§ TASK PROMPT
Exactly as they stand, set down the following records once more.

§ ENTRIES PROVIDED
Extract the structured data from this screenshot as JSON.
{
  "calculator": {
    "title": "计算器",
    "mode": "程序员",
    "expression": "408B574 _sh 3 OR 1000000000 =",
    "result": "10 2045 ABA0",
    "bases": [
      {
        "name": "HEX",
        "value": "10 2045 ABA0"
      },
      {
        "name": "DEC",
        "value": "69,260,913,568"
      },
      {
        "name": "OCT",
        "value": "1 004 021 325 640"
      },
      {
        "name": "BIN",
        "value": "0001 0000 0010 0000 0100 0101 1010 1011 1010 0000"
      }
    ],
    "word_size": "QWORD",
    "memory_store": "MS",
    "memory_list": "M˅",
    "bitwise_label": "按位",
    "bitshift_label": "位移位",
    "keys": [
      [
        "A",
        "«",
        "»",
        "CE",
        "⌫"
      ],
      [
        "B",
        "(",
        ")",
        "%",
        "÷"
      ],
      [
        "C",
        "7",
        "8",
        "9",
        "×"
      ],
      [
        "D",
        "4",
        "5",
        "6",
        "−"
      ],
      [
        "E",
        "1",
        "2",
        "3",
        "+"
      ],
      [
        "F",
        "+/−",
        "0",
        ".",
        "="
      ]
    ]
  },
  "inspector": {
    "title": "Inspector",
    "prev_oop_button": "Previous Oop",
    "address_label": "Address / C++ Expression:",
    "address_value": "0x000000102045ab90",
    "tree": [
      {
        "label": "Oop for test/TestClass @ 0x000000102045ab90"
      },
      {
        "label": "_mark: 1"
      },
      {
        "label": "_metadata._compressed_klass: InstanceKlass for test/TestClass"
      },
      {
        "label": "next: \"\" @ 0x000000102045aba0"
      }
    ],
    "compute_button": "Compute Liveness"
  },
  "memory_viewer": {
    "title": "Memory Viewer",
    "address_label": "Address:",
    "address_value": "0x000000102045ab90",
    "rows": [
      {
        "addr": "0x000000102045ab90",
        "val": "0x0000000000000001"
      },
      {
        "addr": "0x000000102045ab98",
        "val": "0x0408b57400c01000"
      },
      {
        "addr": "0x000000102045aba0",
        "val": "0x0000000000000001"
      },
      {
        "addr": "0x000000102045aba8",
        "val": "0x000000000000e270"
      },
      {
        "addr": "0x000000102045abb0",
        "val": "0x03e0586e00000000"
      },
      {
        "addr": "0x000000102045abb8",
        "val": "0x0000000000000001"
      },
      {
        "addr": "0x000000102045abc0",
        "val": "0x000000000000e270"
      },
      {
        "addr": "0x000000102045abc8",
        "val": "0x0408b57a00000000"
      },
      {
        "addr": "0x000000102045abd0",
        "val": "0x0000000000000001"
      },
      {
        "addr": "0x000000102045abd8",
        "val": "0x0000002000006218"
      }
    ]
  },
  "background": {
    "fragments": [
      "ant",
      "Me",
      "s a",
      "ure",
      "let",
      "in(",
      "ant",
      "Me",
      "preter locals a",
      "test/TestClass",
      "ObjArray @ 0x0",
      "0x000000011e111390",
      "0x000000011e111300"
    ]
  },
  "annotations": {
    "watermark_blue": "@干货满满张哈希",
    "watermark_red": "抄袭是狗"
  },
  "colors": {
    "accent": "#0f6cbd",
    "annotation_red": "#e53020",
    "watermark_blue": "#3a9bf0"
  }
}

§ TASK SOLUTION
Extract the structured data from this screenshot as JSON.
{
  "calculator": {
    "title": "计算器",
    "mode": "程序员",
    "expression": "408B574 _sh 3 OR 1000000000 =",
    "result": "10 2045 ABA0",
    "bases": [
      {
        "name": "HEX",
        "value": "10 2045 ABA0"
      },
      {
        "name": "DEC",
        "value": "69,260,913,568"
      },
      {
        "name": "OCT",
        "value": "1 004 021 325 640"
      },
      {
        "name": "BIN",
        "value": "0001 0000 0010 0000 0100 0101 1010 1011 1010 0000"
      }
    ],
    "word_size": "QWORD",
    "memory_store": "MS",
    "memory_list": "M˅",
    "bitwise_label": "按位",
    "bitshift_label": "位移位",
    "keys": [
      [
        "A",
        "«",
        "»",
        "CE",
        "⌫"
      ],
      [
        "B",
        "(",
        ")",
        "%",
        "÷"
      ],
      [
        "C",
        "7",
        "8",
        "9",
        "×"
      ],
      [
        "D",
        "4",
        "5",
        "6",
        "−"
      ],
      [
        "E",
        "1",
        "2",
        "3",
        "+"
      ],
      [
        "F",
        "+/−",
        "0",
        ".",
        "="
      ]
    ]
  },
  "inspector": {
    "title": "Inspector",
    "prev_oop_button": "Previous Oop",
    "address_label": "Address / C++ Expression:",
    "address_value": "0x000000102045ab90",
    "tree": [
      {
        "label": "Oop for test/TestClass @ 0x000000102045ab90"
      },
      {
        "label": "_mark: 1"
      },
      {
        "label": "_metadata._compressed_klass: InstanceKlass for test/TestClass"
      },
      {
        "label": "next: \"\" @ 0x000000102045aba0"
      }
    ],
    "compute_button": "Compute Liveness"
  },
  "memory_viewer": {
    "title": "Memory Viewer",
    "address_label": "Address:",
    "address_value": "0x000000102045ab90",
    "rows": [
      {
        "addr": "0x000000102045ab90",
        "val": "0x0000000000000001"
      },
      {
        "addr": "0x000000102045ab98",
        "val": "0x0408b57400c01000"
      },
      {
        "addr": "0x000000102045aba0",
        "val": "0x0000000000000001"
      },
      {
        "addr": "0x000000102045aba8",
        "val": "0x000000000000e270"
      },
      {
        "addr": "0x000000102045abb0",
        "val": "0x03e0586e00000000"
      },
      {
        "addr": "0x000000102045abb8",
        "val": "0x0000000000000001"
      },
      {
        "addr": "0x000000102045abc0",
        "val": "0x000000000000e270"
      },
      {
        "addr": "0x000000102045abc8",
        "val": "0x0408b57a00000000"
      },
      {
        "addr": "0x000000102045abd0",
        "val": "0x0000000000000001"
      },
      {
        "addr": "0x000000102045abd8",
        "val": "0x0000002000006218"
      }
    ]
  },
  "background": {
    "fragments": [
      "ant",
      "Me",
      "s a",
      "ure",
      "let",
      "in(",
      "ant",
      "Me",
      "preter locals a",
      "test/TestClass",
      "ObjArray @ 0x0",
      "0x000000011e111390",
      "0x000000011e111300"
    ]
  },
  "annotations": {
    "watermark_blue": "@干货满满张哈希",
    "watermark_red": "抄袭是狗"
  },
  "colors": {
    "accent": "#0f6cbd",
    "annotation_red": "#e53020",
    "watermark_blue": "#3a9bf0"
  }
}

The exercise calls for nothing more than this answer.